(Website and app data records)

((

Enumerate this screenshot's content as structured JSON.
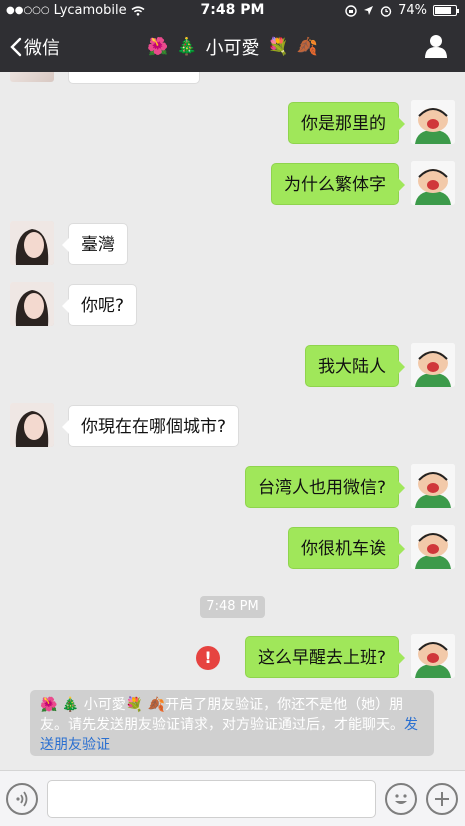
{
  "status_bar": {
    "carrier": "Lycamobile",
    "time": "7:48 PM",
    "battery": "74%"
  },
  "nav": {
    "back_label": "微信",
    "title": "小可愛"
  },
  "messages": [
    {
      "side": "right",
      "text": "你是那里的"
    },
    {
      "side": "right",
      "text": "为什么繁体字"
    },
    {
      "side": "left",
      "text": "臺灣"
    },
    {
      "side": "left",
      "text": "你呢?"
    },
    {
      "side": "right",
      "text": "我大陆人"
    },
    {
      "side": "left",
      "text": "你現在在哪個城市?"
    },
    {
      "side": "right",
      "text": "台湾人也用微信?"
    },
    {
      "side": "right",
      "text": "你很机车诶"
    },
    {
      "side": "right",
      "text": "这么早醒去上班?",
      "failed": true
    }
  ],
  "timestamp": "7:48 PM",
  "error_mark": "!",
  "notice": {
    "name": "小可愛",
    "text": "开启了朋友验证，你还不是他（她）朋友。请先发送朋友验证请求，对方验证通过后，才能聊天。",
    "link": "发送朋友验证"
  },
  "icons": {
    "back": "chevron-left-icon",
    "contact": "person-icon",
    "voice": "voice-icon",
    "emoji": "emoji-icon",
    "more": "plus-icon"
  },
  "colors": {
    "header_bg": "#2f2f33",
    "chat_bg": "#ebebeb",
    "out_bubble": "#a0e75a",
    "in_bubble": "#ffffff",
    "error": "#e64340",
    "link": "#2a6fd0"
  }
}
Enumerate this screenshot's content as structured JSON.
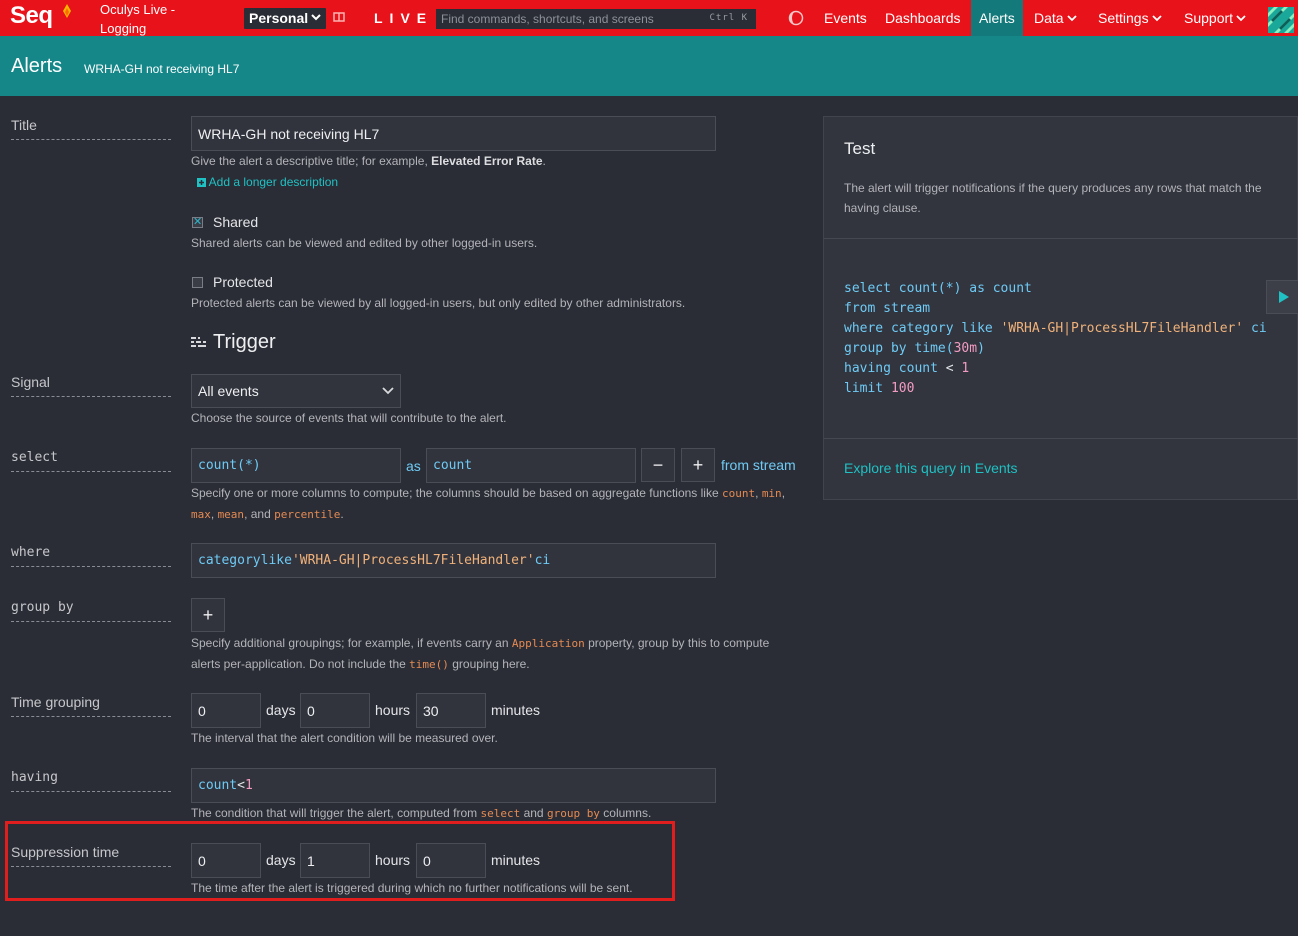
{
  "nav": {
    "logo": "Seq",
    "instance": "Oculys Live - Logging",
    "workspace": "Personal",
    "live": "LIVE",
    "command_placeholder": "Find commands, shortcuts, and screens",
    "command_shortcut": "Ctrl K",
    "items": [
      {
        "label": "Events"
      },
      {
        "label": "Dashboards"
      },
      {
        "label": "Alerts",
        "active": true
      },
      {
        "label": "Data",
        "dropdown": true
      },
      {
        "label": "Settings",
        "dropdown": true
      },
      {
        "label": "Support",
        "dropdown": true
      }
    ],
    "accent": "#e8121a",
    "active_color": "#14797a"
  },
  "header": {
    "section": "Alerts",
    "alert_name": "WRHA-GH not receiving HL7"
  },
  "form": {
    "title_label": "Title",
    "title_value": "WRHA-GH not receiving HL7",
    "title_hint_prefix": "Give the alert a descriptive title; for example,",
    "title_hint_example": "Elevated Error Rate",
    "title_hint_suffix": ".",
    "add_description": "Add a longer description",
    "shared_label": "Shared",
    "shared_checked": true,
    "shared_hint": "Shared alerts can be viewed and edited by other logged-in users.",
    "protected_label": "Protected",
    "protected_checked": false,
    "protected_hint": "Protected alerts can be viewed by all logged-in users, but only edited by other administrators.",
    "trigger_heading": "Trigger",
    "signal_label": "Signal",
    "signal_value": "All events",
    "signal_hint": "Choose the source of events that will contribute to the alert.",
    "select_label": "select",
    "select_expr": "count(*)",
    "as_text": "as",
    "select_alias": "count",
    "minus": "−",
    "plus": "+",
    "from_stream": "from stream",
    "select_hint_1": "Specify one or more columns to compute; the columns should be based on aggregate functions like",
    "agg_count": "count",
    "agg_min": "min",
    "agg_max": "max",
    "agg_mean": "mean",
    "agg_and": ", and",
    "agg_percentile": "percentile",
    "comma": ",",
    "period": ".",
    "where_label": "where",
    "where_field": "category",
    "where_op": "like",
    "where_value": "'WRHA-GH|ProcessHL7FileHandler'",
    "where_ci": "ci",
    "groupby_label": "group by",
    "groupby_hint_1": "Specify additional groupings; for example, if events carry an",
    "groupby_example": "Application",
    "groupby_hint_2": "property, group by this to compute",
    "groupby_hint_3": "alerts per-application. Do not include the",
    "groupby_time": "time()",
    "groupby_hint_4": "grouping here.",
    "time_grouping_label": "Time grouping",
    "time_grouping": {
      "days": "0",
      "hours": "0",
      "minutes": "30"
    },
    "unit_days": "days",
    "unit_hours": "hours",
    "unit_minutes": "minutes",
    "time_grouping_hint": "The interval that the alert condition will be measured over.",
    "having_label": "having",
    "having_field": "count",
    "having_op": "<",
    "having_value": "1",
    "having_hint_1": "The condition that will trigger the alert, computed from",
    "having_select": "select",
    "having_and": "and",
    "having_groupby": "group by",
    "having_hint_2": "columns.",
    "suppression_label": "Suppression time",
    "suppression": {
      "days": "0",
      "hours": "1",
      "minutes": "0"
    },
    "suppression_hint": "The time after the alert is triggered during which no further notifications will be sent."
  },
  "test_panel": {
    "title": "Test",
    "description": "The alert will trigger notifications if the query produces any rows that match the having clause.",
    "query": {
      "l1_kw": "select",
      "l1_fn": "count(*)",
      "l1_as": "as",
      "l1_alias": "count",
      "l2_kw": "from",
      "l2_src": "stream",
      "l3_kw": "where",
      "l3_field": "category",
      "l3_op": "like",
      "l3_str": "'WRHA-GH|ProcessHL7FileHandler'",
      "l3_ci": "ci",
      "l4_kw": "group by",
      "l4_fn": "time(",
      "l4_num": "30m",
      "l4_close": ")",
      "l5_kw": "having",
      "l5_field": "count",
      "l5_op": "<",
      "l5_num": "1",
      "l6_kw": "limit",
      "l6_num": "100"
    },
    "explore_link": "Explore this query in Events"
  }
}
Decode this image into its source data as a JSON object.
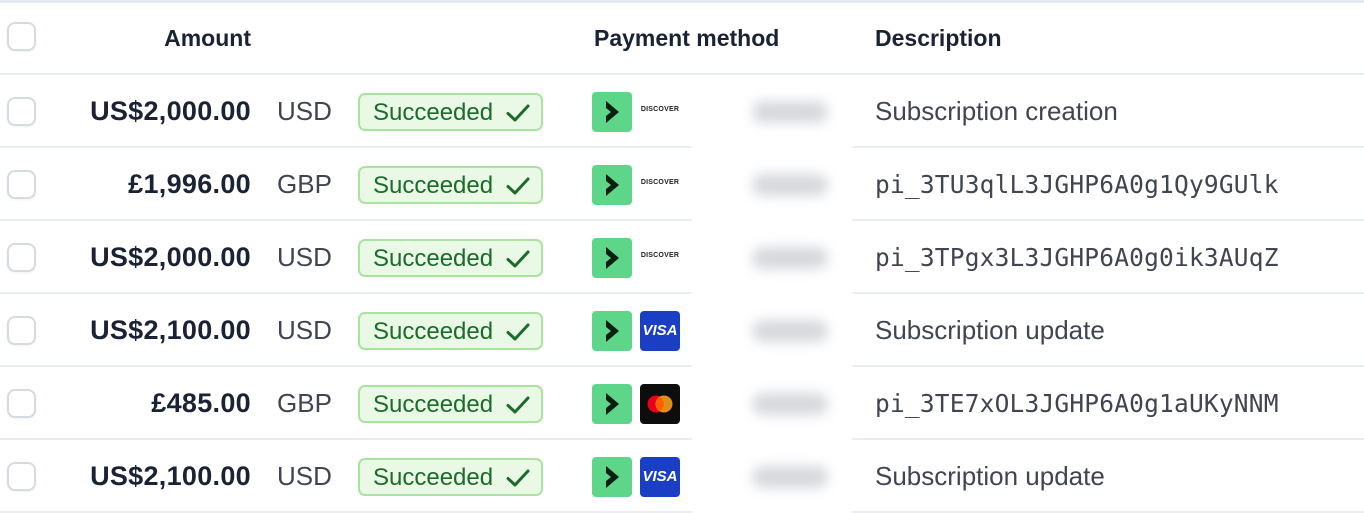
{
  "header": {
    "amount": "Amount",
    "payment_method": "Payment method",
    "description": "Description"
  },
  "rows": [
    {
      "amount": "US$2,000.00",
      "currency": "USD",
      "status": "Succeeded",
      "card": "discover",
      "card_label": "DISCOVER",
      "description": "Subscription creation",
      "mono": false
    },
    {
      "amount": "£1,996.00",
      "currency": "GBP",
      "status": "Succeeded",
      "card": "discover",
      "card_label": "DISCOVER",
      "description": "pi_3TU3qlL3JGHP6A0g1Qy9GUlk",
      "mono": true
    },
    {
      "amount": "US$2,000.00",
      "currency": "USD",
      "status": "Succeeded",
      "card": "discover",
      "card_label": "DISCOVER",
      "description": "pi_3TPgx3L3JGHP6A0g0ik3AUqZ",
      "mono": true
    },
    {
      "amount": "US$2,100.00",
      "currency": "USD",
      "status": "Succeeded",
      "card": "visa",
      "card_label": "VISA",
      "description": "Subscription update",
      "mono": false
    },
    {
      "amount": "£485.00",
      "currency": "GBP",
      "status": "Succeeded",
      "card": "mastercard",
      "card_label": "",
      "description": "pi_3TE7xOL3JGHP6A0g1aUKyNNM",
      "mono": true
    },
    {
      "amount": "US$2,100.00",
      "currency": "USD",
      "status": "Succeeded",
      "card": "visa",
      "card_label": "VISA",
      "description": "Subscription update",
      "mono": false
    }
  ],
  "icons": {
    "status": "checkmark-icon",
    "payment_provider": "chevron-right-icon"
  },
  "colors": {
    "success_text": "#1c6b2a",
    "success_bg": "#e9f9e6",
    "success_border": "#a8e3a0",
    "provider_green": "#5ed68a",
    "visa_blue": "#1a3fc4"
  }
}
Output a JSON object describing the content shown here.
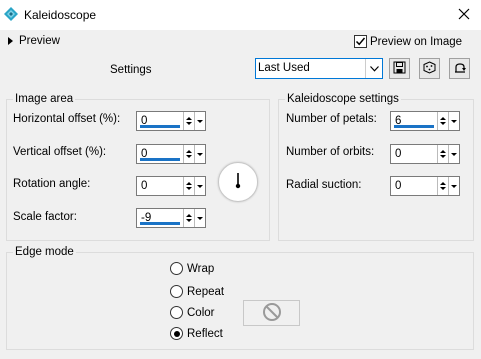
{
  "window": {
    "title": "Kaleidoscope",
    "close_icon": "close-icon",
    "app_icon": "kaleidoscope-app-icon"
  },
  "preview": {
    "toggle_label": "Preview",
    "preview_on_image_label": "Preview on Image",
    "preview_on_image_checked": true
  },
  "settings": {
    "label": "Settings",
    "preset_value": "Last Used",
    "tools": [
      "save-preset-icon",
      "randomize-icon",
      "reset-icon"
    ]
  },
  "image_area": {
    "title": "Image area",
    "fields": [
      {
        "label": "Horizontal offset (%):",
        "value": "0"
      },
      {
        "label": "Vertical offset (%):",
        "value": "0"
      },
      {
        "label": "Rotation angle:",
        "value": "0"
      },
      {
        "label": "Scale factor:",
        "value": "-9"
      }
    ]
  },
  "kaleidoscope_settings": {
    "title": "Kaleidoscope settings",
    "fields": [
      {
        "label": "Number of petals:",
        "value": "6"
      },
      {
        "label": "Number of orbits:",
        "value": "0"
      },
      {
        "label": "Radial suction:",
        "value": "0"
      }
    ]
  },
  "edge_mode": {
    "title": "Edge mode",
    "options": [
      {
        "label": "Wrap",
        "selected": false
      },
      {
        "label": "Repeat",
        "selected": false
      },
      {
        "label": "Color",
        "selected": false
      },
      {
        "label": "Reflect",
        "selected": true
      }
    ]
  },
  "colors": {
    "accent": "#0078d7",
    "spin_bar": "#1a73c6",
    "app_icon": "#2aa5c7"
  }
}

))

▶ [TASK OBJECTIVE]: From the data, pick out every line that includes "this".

▶ [RESPONSE]:
Enumerate this screenshot's content as structured JSON.
Enumerate this screenshot's content as structured JSON.
    "groupby_hint_2": "property, group by this to compute",
    "explore_link": "Explore this query in Events"
Decode this image into its source data as a JSON object.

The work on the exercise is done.